● **Items from an interface collection**
:::::
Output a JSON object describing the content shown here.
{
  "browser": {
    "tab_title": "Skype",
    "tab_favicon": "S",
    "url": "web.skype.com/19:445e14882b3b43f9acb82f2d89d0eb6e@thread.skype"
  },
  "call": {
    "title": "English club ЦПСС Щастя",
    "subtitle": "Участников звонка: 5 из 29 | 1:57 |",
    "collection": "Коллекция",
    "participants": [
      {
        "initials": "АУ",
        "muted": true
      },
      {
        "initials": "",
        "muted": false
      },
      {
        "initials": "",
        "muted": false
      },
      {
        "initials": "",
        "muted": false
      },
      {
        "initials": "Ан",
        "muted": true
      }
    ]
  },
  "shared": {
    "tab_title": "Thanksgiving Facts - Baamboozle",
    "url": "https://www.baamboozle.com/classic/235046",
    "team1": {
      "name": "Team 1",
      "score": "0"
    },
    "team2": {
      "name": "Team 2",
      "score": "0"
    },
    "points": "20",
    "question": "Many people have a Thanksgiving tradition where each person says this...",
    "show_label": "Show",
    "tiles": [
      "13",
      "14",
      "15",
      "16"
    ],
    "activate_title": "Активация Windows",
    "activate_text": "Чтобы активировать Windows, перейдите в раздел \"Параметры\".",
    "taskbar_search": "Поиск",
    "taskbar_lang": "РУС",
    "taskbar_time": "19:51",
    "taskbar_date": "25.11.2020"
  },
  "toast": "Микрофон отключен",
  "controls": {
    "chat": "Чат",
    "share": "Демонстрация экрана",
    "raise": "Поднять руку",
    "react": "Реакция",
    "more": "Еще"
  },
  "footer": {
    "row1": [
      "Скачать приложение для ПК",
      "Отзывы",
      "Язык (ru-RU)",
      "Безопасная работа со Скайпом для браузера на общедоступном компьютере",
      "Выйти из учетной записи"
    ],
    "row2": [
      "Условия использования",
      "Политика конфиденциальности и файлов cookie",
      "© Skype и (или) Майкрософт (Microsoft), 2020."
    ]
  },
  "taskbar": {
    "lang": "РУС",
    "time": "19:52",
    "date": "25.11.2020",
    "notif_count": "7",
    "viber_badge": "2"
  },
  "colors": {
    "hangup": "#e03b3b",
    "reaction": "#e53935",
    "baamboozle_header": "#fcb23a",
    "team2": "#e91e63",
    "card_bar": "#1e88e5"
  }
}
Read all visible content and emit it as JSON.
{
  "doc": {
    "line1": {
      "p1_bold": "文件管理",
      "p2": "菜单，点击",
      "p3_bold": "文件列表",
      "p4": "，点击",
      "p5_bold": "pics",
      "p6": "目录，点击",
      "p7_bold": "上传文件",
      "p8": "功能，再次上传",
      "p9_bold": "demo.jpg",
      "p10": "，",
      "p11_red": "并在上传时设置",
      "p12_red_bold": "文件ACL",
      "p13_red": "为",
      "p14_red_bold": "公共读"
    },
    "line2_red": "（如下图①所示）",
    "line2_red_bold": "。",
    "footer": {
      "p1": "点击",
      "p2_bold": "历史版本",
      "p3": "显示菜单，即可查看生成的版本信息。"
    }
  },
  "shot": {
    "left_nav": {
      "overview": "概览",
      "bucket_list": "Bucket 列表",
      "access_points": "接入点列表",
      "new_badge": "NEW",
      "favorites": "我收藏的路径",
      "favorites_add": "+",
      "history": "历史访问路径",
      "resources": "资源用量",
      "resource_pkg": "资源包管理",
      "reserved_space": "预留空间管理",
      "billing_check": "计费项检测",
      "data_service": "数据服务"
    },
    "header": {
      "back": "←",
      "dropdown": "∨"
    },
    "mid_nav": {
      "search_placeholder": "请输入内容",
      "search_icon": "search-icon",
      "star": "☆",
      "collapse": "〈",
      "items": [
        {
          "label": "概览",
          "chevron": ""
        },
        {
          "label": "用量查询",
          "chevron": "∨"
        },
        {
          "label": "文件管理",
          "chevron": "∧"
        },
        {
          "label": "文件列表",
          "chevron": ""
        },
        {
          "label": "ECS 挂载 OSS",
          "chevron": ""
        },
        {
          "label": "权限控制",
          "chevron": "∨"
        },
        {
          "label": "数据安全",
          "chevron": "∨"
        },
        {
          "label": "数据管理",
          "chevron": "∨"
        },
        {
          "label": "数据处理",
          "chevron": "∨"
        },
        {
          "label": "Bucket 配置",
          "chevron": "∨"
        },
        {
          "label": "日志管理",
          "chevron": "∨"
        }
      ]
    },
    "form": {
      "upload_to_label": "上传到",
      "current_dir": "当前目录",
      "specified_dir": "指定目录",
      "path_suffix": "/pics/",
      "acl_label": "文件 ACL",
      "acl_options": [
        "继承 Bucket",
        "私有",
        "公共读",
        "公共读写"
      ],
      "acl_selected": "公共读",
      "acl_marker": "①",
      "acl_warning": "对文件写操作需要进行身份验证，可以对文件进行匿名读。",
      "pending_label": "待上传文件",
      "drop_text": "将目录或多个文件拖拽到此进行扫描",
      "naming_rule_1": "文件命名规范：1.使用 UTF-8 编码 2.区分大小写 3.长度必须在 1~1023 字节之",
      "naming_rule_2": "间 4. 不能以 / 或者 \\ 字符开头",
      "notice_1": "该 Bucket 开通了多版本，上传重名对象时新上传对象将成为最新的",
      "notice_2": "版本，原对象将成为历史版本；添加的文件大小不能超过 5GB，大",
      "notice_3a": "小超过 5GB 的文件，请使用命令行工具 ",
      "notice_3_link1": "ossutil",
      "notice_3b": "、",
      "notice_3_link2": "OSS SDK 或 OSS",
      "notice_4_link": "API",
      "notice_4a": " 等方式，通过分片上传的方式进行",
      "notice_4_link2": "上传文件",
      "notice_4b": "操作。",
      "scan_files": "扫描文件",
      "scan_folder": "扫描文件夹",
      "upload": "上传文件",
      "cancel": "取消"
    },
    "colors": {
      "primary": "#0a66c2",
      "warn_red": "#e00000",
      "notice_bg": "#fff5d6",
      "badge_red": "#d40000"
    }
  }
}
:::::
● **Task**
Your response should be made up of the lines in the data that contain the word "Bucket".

● **Result of this task**
      "bucket_list": "Bucket 列表",
          "label": "Bucket 配置",
        "继承 Bucket",
      "notice_1": "该 Bucket 开通了多版本，上传重名对象时新上传对象将成为最新的",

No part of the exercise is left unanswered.